Watersheds in Marin County
A watershed is all of the land that drains to a particular stream, river, or bay. All land, from the wildest preserve to the most densely developed urban neighborhood, is part of a watershed. Learn more about your watershed using the Creeks and Watersheds Interactive Map.
Healthy watersheds work hard and provide food and fiber, clean water, and habitat for native plants and animals. They move sediment from the mountains to the beaches and bays, sorting it along the way to create diverse landscapes and habitats. They cycle nutrients and convert them into forms that living organisms can use. They purify and store water, and then
meter its release into streams to reduce flooding and damaging erosion in the winter and to sustain flows and cool temperatures during the dry season. They even affect air quality by absorbing pollutants and greenhouse gases.
Well-functioning watersheds are more resilient to natural and human-induced disturbances than highly-impacted watersheds.
Plants and Wildlife in Marin's Watersheds range from red-tailed hawks and mountain lions on the slopes of Mount Tam to oysters and harbor seals in the bays and on the coast. A diversity of wildlife inhabits Marin County. Discover more about Plants and Wildlife in Marin's Watersheds that depend on healthy watersheds to survive.
Climate Change projections predict a mean sea level rise of approximately a meter by 2100 which will lead to increased flooding at lower elevations. Climate change projections also include fluctuations in temperature, the potential for more frequent periods of drought, and the likelihood of intense storm events happening more often. These changes are likely to have an impact on riparian vegetation composition and density, as well as the frequency and erosive power of high flow events. Explore the Marin Sea Level Rise page to learn more. For an interactive game see "The Game of Floods" a public education activity on sea level rise developed for high school students and community members. The activity includes traditional flood protection measures such as levees and seawalls; green infrastructure approaches including horizontal levees, wetland restorations, and beach nourishment; and policy/zoning changes. The Community Development Agency staff can provide the board and materials to any local jurisdiction, non-profit, or other group interested in hosting an event, or game night. For more information, contact the Marin Sea Level Rise Team.
Water Cycles from other agencies and educational institutions
Water flowing through our watersheds returns through the process of the water cycle. Earth recycles the limited supply of water in an endless exchange through evaporation, condensation, precipitation and collection. Explore the follow websites to discover more.
Water Cycle Video - NOAA National Oceanic and Atmosphere Administration
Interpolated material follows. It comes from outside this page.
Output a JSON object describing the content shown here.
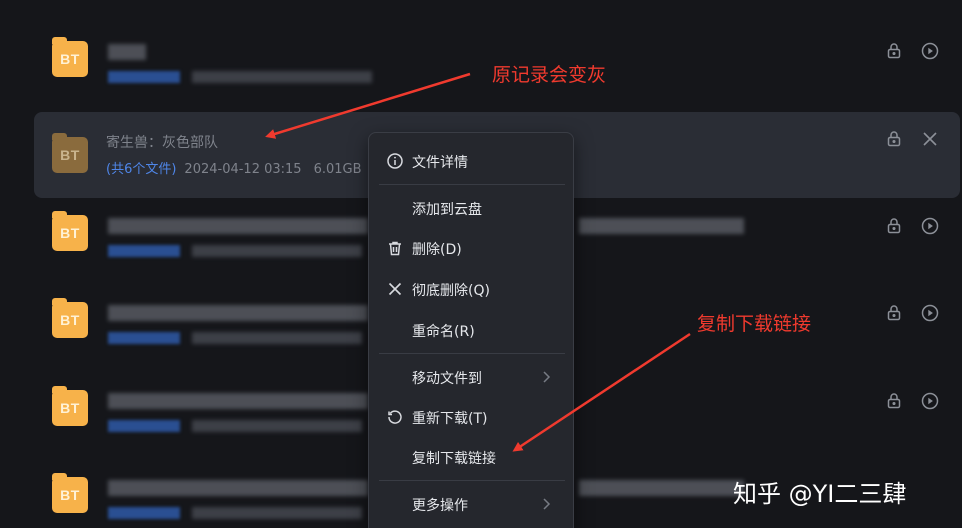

Interactive Water Cycle - United States Geological Survey USGS
Interactive water Cycle - Scripps Institution of Oceanography
Water cycle with activities on Evaporation, Precipitation, Saturation, etc - Washington State University
The Water Cycle and earth observations - National Aeronautics and Space Administration NASA Earth Observatory
Description of the Hydrologic Cycle - NOAA Northwest River Forecast Center provides explanations of evaporation, condensation, precipitation, interception, infiltration, percolation, transpiration, runoff, and storage Water as a resource
Games, Activities, and Illustrations - US EPA Kid's Stuff page for Grades K - 12